Al-Abadi had already been forward by the National Alliance, the bloc of the largest Shia parties, and factions such as the Badr Brigades — linked to the prominent Shia cleric Moqtada al-Sadr — and Asa’ib Ahl al-Haq publicly announced their support yesterday.
US endorsement of the “constitutional” transition was followed on Tuesday by European powers, Turkey, Iran, and Saudi Arabia.
How intense was the shift against Maliki? EA sources revealed that Iran — which had firmly backed the Prime Minister until last week — had sent an envoy to its rival Saudi Arabia to discuss how to arrange a departure satisfying both countries.
Maliki, who made a defiant televised speech with about 30 political allies on Monday, was silent yesterday. However, he put out a brief statement on his website calling on security forces “to stay away from the political crisis and carry out their duties in protecting the country”.
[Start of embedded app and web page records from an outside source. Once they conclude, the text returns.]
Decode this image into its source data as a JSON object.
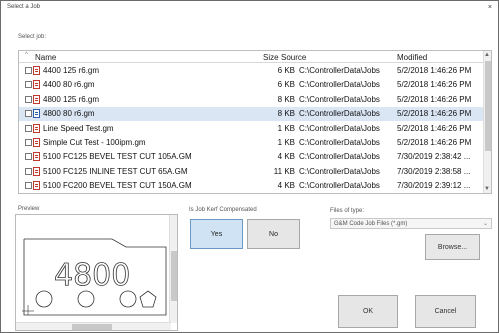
{
  "window": {
    "title": "Select a Job",
    "close_glyph": "×"
  },
  "labels": {
    "select_job": "Select job:",
    "preview": "Preview",
    "kerf": "Is Job Kerf Compensated",
    "files_of_type": "Files of type:"
  },
  "columns": {
    "name": "Name",
    "size": "Size",
    "source": "Source",
    "modified": "Modified",
    "sort_glyph": "^"
  },
  "files": [
    {
      "name": "4400 125 r6.gm",
      "size": "6 KB",
      "source": "C:\\ControllerData\\Jobs",
      "modified": "5/2/2018 1:46:26 PM",
      "icon": "gm-file-icon"
    },
    {
      "name": "4400 80 r6.gm",
      "size": "6 KB",
      "source": "C:\\ControllerData\\Jobs",
      "modified": "5/2/2018 1:46:26 PM",
      "icon": "gm-file-icon"
    },
    {
      "name": "4800 125 r6.gm",
      "size": "8 KB",
      "source": "C:\\ControllerData\\Jobs",
      "modified": "5/2/2018 1:46:26 PM",
      "icon": "gm-file-icon"
    },
    {
      "name": "4800 80 r6.gm",
      "size": "8 KB",
      "source": "C:\\ControllerData\\Jobs",
      "modified": "5/2/2018 1:46:26 PM",
      "icon": "gm-file-icon-selected"
    },
    {
      "name": "Line Speed Test.gm",
      "size": "1 KB",
      "source": "C:\\ControllerData\\Jobs",
      "modified": "5/2/2018 1:46:26 PM",
      "icon": "gm-file-icon"
    },
    {
      "name": "Simple Cut Test - 100ipm.gm",
      "size": "1 KB",
      "source": "C:\\ControllerData\\Jobs",
      "modified": "5/2/2018 1:46:26 PM",
      "icon": "gm-file-icon"
    },
    {
      "name": "5100 FC125 BEVEL TEST CUT 105A.GM",
      "size": "4 KB",
      "source": "C:\\ControllerData\\Jobs",
      "modified": "7/30/2019 2:38:42 ...",
      "icon": "gm-file-icon"
    },
    {
      "name": "5100 FC125 INLINE TEST CUT 65A.GM",
      "size": "11 KB",
      "source": "C:\\ControllerData\\Jobs",
      "modified": "7/30/2019 2:38:58 ...",
      "icon": "gm-file-icon"
    },
    {
      "name": "5100 FC200 BEVEL TEST CUT 150A.GM",
      "size": "4 KB",
      "source": "C:\\ControllerData\\Jobs",
      "modified": "7/30/2019 2:39:12 ...",
      "icon": "gm-file-icon"
    }
  ],
  "selected_index": 3,
  "kerf": {
    "yes_label": "Yes",
    "no_label": "No",
    "selected": "Yes"
  },
  "file_type": {
    "selected": "G&M Code Job Files (*.gm)",
    "arrow_glyph": "⌄"
  },
  "buttons": {
    "browse": "Browse...",
    "ok": "OK",
    "cancel": "Cancel"
  },
  "preview_shape": {
    "text": "4800",
    "holes": [
      "circle",
      "circle",
      "circle",
      "pentagon"
    ]
  },
  "colors": {
    "selection": "#dbe6f4",
    "accent_toggle": "#cfe3f4",
    "file_icon": "#c0392b"
  }
}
Meanwhile, the humanitarian crisis serving as the catalyst/pretext for US intervention continued in northwestern Iraq. Between 20,000 and 30,000 Yazidis were still trapped on Mount Sinjar, where they fled last week as the Islamic State seized Sinjar and other towns near the Syrian border. The US, European allies, and Iraqi units carried out relief flights on Tuesday. One helicopter crashed, killing the pilot and injuring Yazidi MP Vian Dakhil and 20 refugees who were being evacuated.
Photographer Moises Saman, who works for Magnum and Time magazine, was on the flight and captured this image just after the crash:
The UN said another 35,000 people had been able to get off the mountain, moving through Syria into other parts of Iraqi Kurdistan.
The UN reported more than 1.2 million Iraqis are now internally displaced, including 700,000 in Kurdistan and almost 400,000 in Dohuk Governorate alone.
Those still on Mount Sinjar told stories of thirst, starvation, and imminent death. One mother told Mona Mahmood of The Guardian:
We have been on the mountain for nine days now. Even my breast is getting dry to feed my little baby. I’m frantically worried about her safety, watching her heath waning rapidly within the last two days. She is losing weight for the shortage of food and dehydration. There is no medical assistance on the mountain at all.